YOUNGSTOWN, OHIO —
In the wake of Indiana State’s 27-6 loss to Youngstown State, the postgame disappointment expressed by the Sycamores was the grimmest and saddest I’ve seen in eight years of covering ISU athletics.
We all know life is unfair. We all know sports can be unfair. You only get what you earn.
And though ISU certainly didn’t do enough to beat the Penguins on Saturday and make their case for a FCS playoff spot, it was hard to be in a detached “life is unfair” mode as the Sycamores filed dejectedly out of the Stambaugh Stadium locker room.
The sadness worn on the Sycamores’ sleeves and the tears that rolled down the Sycamores’ cheeks hit me as really unfair to ISU’s seniors.
ISU’s remaining fifth-year seniors were part of Trent Miles’ first recruiting class. The fourth-year seniors committed to ISU when the program had the nation’s longest losing streak millstone draped around its neck and was still a running joke.
These seniors committed to hope and a dream and little else other than Miles’ belief that it could be turned around at ISU.
Since then, ISU has won 20 games. These seniors are responsible for the first three-year stretch of winning seasons since 1969.
These seniors are the mortar for what is now a solid football program. So to see those tears? The loss was an untimely end that didn’t do justice to the legacy these seniors leave behind.
“It’s going to be hard … not having football anymore. This is going to be a tough one. You have to face reality now. Football is over,” said crestfallen ISU fifth-year senior linebacker Aaron Archie.
ISU defensive end Ben Obaseki was in tears after the game too.
“I’m just glad I’ve been blessed for these four years with the people I’ve played with and the people I’ve been standing by,” Obaseki said. “It’s been the best four years of my life. This is a great team that’s going to go on to do great things. I’m just glad I was a part of it.”
All of ISU’s 16 seniors helped build the Sycamores’ program, but I especially felt for those on the defensive side. Archie, Obaseki, Jacolby Washington and Johnny Towalid have been rocks for an ISU defense that’s been stellar from the time they took the field.
It was doubly sad to see Towalid carted off the field in his last game. That was just salt in the wounds.
Offensive players get more attention, but ISU’s defense has really been its center during the Sycamores’ rise to respectability.
That made Saturday’s game even crueler. ISU’s offense has played worse games this season, but it’s also played better, and the missed chances in the red zone hurt badly.
ISU’s defense was once again put in the position to be the white knight for the Sycamores’ hopes. A revived YSU offense, given several chances to get its rhythm, finally did.
The 21 unanswered points the Penguins scored seemed unfair in the cosmic order of things. ISU’s defense had answered the bell so many times before, but you can’t ask them to answer it every game and not expect to pay a heavy price.
But that’s not what makes this senior class memorable. For all of the disappointment that Saturday brought to the Sycamores, it should never be forgotten that it was these seniors who made it possible for the next generation of ISU football players to perform in a program that is respected instead of laughed at.
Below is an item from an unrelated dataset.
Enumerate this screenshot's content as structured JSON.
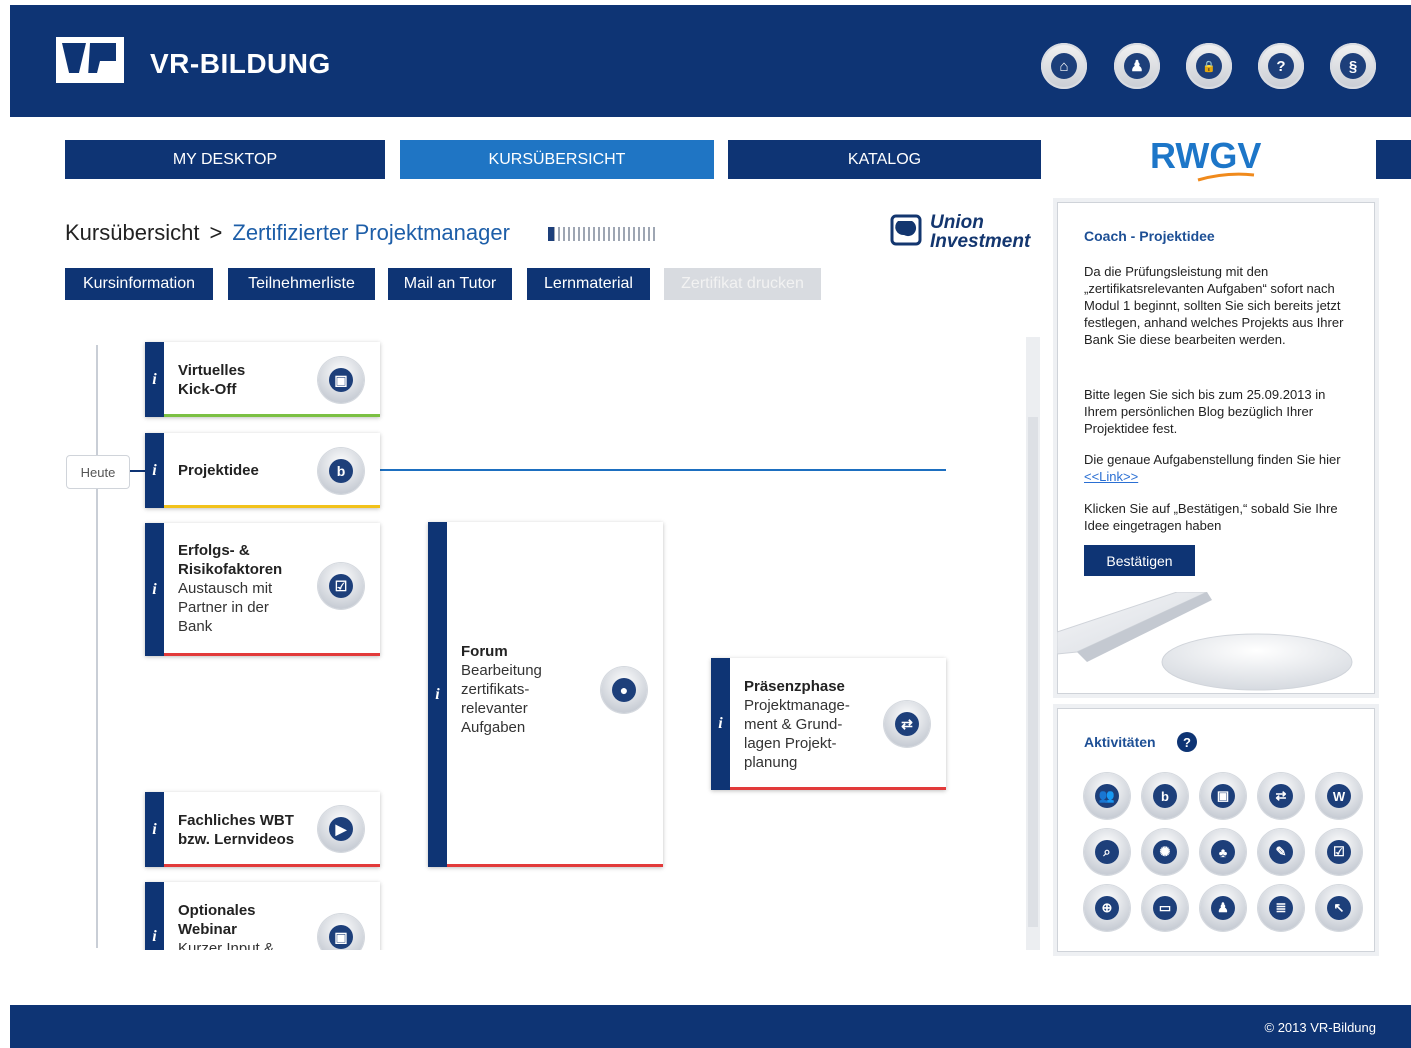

Though the playoffs weren’t reached, they’re a realistic possibility for this program now, and have been for the last three seasons. When you think about where this group was as freshmen in 2009, they’ve driven this program light years beyond where anyone thought it could be.
But those tears still rolled. And it hit me as brutally unjust.
“I was here from day one with Coach Miles and I believed everything he said. We went from the laughing stock to a playoff contender. It’s a great feeling to have done that, but I’m still in shock,” Archie said.
So am I. This senior group deserved a better fate.
Todd Golden is sports editor of the Tribune-Star. He can be reached at (812) 231-4272 or firstname.lastname@example.org. Please follow him on Twitter @TribStarTodd.